There are over 1 billion cars in the world and this number is expected to double in 20 years. However, glass used in automobiles are simply disposed in landfills where they do not degrade for amillion years. Useful materials like PVB present in the glass go waste.
The company’s Shark Glass Separator (SGS) system offers a cost-effective method to separate PBV from laminated glass from car windscreens and architectural glass. The process is cost-effective compared to the traditional methods, according to the company.
PVB has valuable technical properties such as binding, flexibility and sound dampening. It can be used as a coating material for lumber, metals, concrete, leather and on gloss surfaces.
It can also be used in paints, adhesives, flooring and in dyeing clothes. Glass cloths made from PVB can be used to improve the performance of glass fiber reinforced plastic.
The SGS system can process 20 tons per hour. Its glass cullets are less than 10 millimetres in size allowing for greater variety of uses. The company has plants in the United States and Europe and its products are Cradle-to-Cradle Certified®. They are currently processing 40,000 tons of material every year. The company also has ISO 9001 certification from Bureau Veritas of Denmark.
The company has received investments from Circularity Capital. The company is part owned by BlueEquity, a private equity funded by Danish companies and PFA pension fund.
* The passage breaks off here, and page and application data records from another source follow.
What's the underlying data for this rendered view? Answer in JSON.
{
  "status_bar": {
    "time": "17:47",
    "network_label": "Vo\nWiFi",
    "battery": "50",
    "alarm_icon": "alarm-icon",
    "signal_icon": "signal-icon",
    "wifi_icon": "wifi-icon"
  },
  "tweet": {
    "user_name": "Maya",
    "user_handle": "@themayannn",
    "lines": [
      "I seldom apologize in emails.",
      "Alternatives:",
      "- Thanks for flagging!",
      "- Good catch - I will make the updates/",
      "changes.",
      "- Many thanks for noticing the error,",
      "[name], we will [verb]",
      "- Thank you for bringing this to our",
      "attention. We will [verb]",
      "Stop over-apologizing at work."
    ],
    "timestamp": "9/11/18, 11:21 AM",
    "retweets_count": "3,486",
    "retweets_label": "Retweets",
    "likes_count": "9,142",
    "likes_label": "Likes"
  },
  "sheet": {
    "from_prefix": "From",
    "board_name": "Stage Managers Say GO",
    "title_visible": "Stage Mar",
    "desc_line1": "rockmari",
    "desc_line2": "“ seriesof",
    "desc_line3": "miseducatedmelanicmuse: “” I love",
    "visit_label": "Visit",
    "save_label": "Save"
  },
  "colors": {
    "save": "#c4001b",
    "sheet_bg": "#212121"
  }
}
In 2019, it also joined the United Nations SDG Accelerator for SMEs.